There are several different ways to use this command. We will revisit the cd command a little later in the workshop.
Step 2.To verify your present working directory, type:
Notice that you are inside your Shared directory.
Using a Text Editor in Unix
To create files for use in workshop, you will use a menu-prompted text editor called Nano.
Step 1.To launch the Nano editor, type:
You see a blank writing space with a menu of commands available across the bottom. The contents of the writing space is called a buffer.
NOTE: In the menu, the "^" character represents pressing the Control key on the keyboard. The commands are entered as a simultaneous combination.
Step 2.To begin creating the document, type:
Your email AddressEnter
Step 3.To begin to save the document and exit the Nano buffer, press:
Nano asks if you want to save the buffer.
Step 4.To save what you have just typed, press:
Nano asks you to name your new document.
Step 5.To give your new document a name, type:
You have exited Nano, and the file has been saved on your account.
NOTE: Unix does not need file extensions like.txt, but it is a good idea to use them anyway.
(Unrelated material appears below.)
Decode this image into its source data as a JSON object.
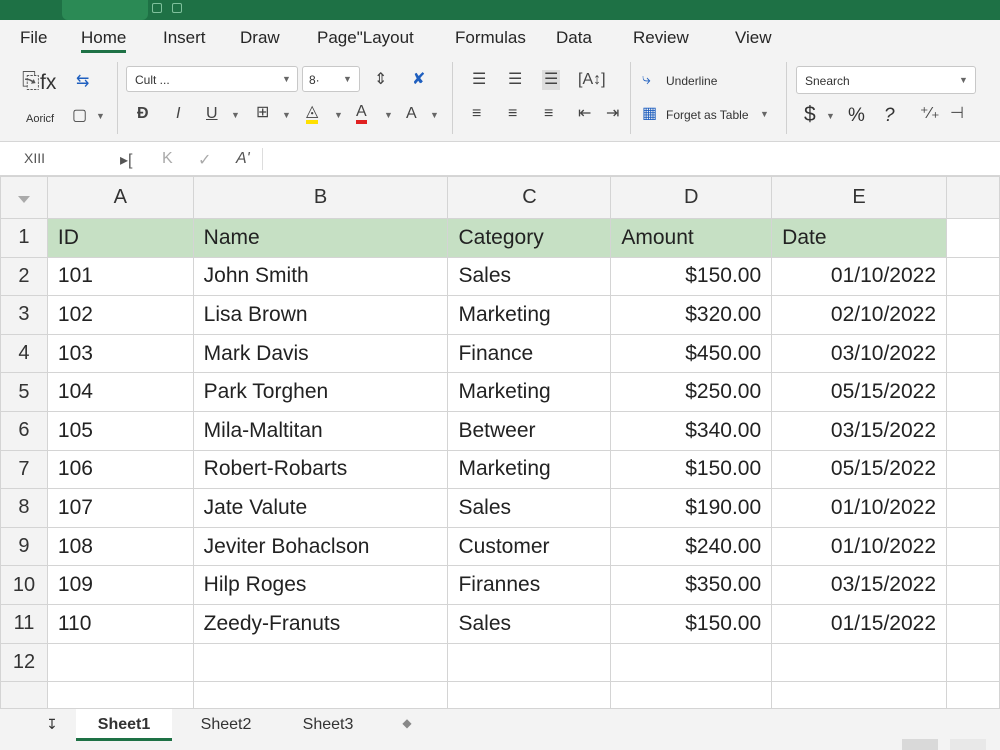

This is especially helpful for transferring files to a Windows platform, which requires file extensions.
Step 6.To view the contents of your current directory, type:
You see that the file private.txt has been added.
Modifying an Existing File
You can modify your existing private.txt file to create a new file meant for public use.
Step 1.To launch Nano and open the existing file, type:
nano private.txt Enter
Step 2.To move to the bottom of the file, press:
Step 3.To add a sentence, type:
A short sentence
Step 4.To save the file, type:
Nano asks you if you want to use the same name for this modified
Step 5.To erase the original name, press:
Backspace several times
Step 6.To give your modified file a new name, type:
NOTE: Since you saved the modified document with a new name, your old document is still intact.
Step 7.To confirm the new name, type:
Step 8.To exit Nano, press:
Step 9.To view the contents of your directory, type:
You see the additional file listed.
Using Command Options
With many commands there is a list of options that you can use to better define your intentions.
To modify a command with an option, use the following syntax:
Explicitly, you type the command, a space, a dash, and the option.
The ls command issued with the option -l will list the contents of a directory in long form, which contains information on the mode, owner, group, size, and date/time of the files and directories.
Step 1.To list the files long, type:
ls -l Enter
You see something like the following:
-rw-r--r-- 1 jump031 mypage 39 Sept 1 10:00 private.txt
-rw-r--r-- 1 jump031 mypage 56 Sept 1 10:00 public.txt
The three categories on the right are self-explanatory, and we will discuss the three categories on the left a little later in today's workshop.